I struggled with this question when I wrote a short book on the film This Is Spinal Tap
, because that movie didn't seem to jibe with any of the prevailing theories about the nature of film cultishness. It isn't beloved by only a small, devoted audience; it doesn't contain esoterica graspable only by those "in the know"; it is certainly not "so bad, it's good"; it does not court controversy; it is not a "lost treasure," rediscovered by fans after failing to receive its due in its original release. But I think few film lovers would deny that This Is Spinal Tap
is indeed a cult film.
Ultimately, I concluded, rather plainly, that a cult film is simply one that, for any number of reasons, attracts a devoted following. Furthermore, the term "cult" implies no particular scale: A film's cult may be small (like that of, say, the oddball semi-satire The Wizard of Speed and Time
) or large (I see no reason why we can't call films in the Star Wars
series "cult films"; same for The Lord of the Rings
movies, and even for beloved classics like Casablanca)
. All of these films have inspired devotion in a certain segment of their audiences in ways that movies such as, say, 27 Dresses

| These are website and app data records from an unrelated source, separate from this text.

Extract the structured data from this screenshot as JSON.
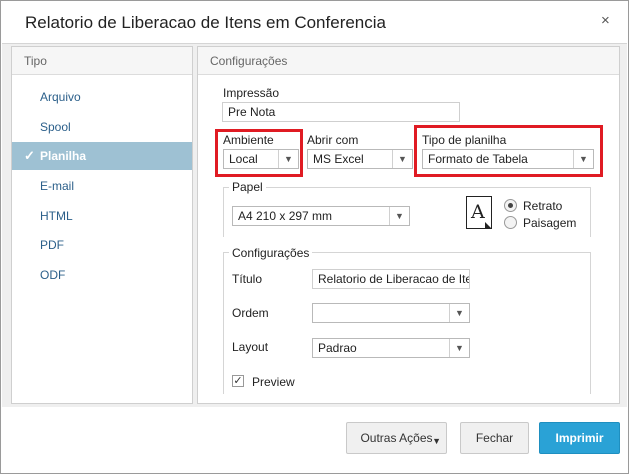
{
  "dialog": {
    "title": "Relatorio de Liberacao de Itens em Conferencia",
    "close_glyph": "×"
  },
  "left": {
    "header": "Tipo",
    "items": [
      {
        "label": "Arquivo",
        "selected": false
      },
      {
        "label": "Spool",
        "selected": false
      },
      {
        "label": "Planilha",
        "selected": true
      },
      {
        "label": "E-mail",
        "selected": false
      },
      {
        "label": "HTML",
        "selected": false
      },
      {
        "label": "PDF",
        "selected": false
      },
      {
        "label": "ODF",
        "selected": false
      }
    ],
    "check_glyph": "✓"
  },
  "right": {
    "header": "Configurações",
    "impressao": {
      "label": "Impressão",
      "value": "Pre Nota"
    },
    "ambiente": {
      "label": "Ambiente",
      "value": "Local"
    },
    "abrir_com": {
      "label": "Abrir com",
      "value": "MS Excel"
    },
    "tipo_planilha": {
      "label": "Tipo de planilha",
      "value": "Formato de Tabela"
    },
    "papel": {
      "legend": "Papel",
      "size": "A4 210 x 297 mm",
      "orientation_icon_letter": "A",
      "retrato": "Retrato",
      "paisagem": "Paisagem",
      "selected": "Retrato"
    },
    "config": {
      "legend": "Configurações",
      "titulo_label": "Título",
      "titulo_value": "Relatorio de Liberacao de Itens",
      "ordem_label": "Ordem",
      "ordem_value": "",
      "layout_label": "Layout",
      "layout_value": "Padrao",
      "preview_label": "Preview",
      "preview_checked": true
    }
  },
  "footer": {
    "outras_acoes": "Outras Ações",
    "fechar": "Fechar",
    "imprimir": "Imprimir"
  },
  "colors": {
    "highlight": "#e01b23",
    "selected_nav": "#9ec1d3",
    "primary_button": "#2aa2d6"
  },
  "glyphs": {
    "dropdown": "▼",
    "check": "✓"
  }
}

do not. Cult films, it seems to me, can achieve that status in any number of ways. If they strike the right note with their audiences, they're in the club. A few weeks ago, I saw, for the first time since approximately 1990, one of the definitive cult films of the 1980s: The Adventures of Buckaroo Banzai Across the 8th Dimension

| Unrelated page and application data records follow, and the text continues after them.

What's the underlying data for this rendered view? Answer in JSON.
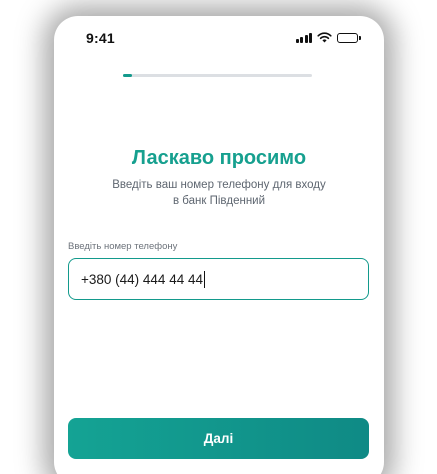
{
  "status_bar": {
    "time": "9:41"
  },
  "progress": {
    "value": 0.05,
    "color": "#139a8c"
  },
  "welcome": {
    "title": "Ласкаво просимо",
    "subtitle_line1": "Введіть ваш номер телефону для входу",
    "subtitle_line2": "в банк Південний"
  },
  "phone_field": {
    "label": "Введіть номер телефону",
    "value": "+380 (44) 444 44 44"
  },
  "next_button": {
    "label": "Далі"
  },
  "colors": {
    "accent": "#16a08f",
    "button_gradient_start": "#14a394",
    "button_gradient_end": "#0f8a85"
  },
  "icons": [
    "signal-icon",
    "wifi-icon",
    "battery-icon"
  ]
}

. This film, in a word, sucks. I thought so when I was in high school and I still think so now. That is not, in itself, a problem for its cult status, as there are lots of sucky films that have achieved that mantle: the oft-trotted-out Plan 9 from Outer Space

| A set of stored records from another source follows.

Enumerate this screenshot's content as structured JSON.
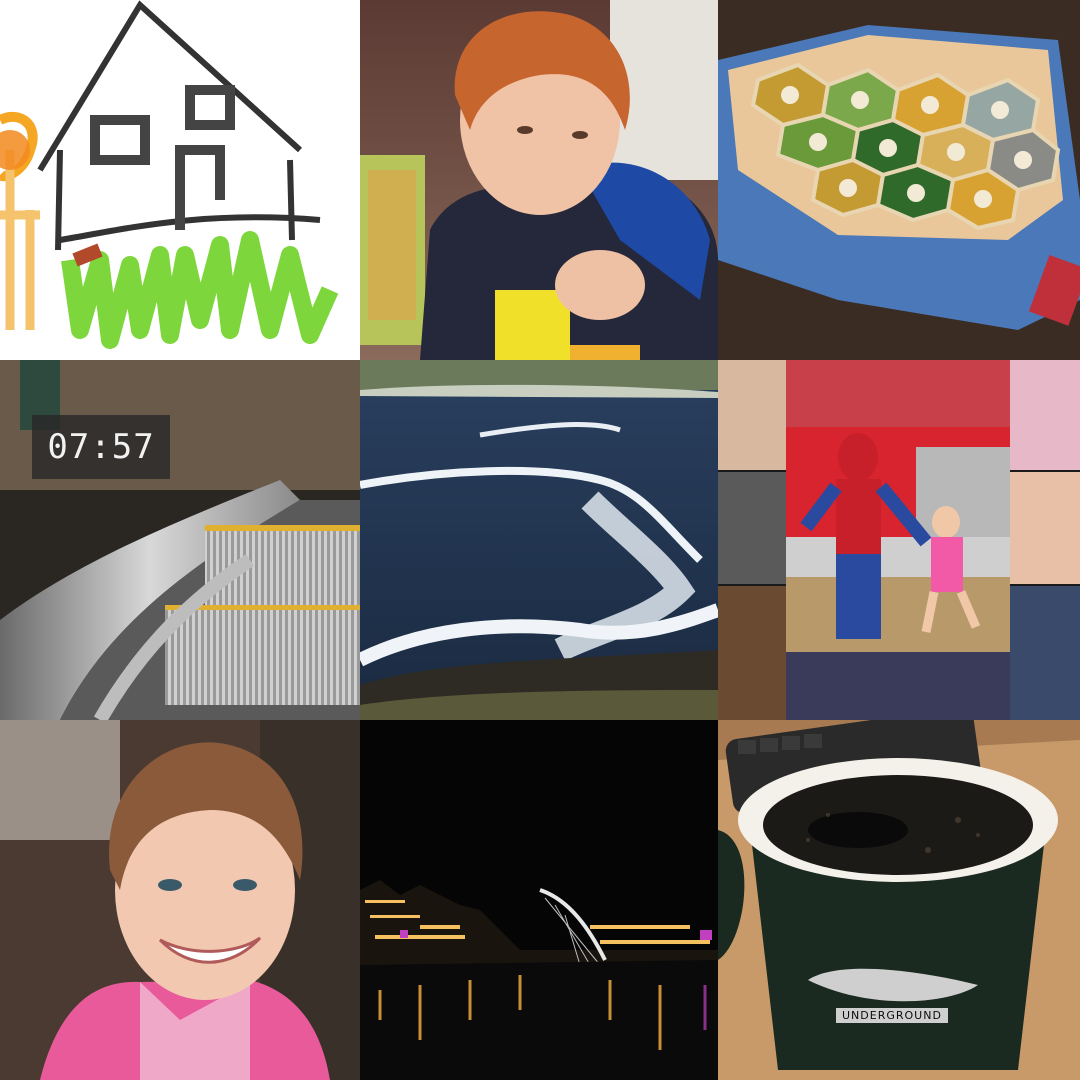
{
  "grid": {
    "columns": 3,
    "rows": 3,
    "tiles": [
      {
        "id": "drawing",
        "icon": "house-drawing"
      },
      {
        "id": "boy-puzzle",
        "icon": "child-photo"
      },
      {
        "id": "board-game",
        "icon": "hex-board-game"
      },
      {
        "id": "escalator",
        "icon": "escalator-photo",
        "clock_text": "07:57"
      },
      {
        "id": "ocean-waves",
        "icon": "wave-photo"
      },
      {
        "id": "kids-collage",
        "icon": "collage"
      },
      {
        "id": "girl-smile",
        "icon": "child-photo"
      },
      {
        "id": "night-city",
        "icon": "night-bridge"
      },
      {
        "id": "coffee-mug",
        "icon": "coffee-mug",
        "brand_text": "UNDERGROUND"
      }
    ]
  },
  "colors": {
    "background": "#ffffff",
    "green_grass": "#7ed63d",
    "ocean": "#1f3552",
    "board_blue": "#4a78b8",
    "spiderman_red": "#c8202a",
    "night": "#050505",
    "mug": "#1b2a20"
  }
}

, the MST3K-bolstered Manos: The Hands of Fate
, the marvelously daft Troll 2
. The weird thing about the cult of Buckaroo Banzai
is that the members of that cult seem to me to have granted the film cult status for all the wrong reasons.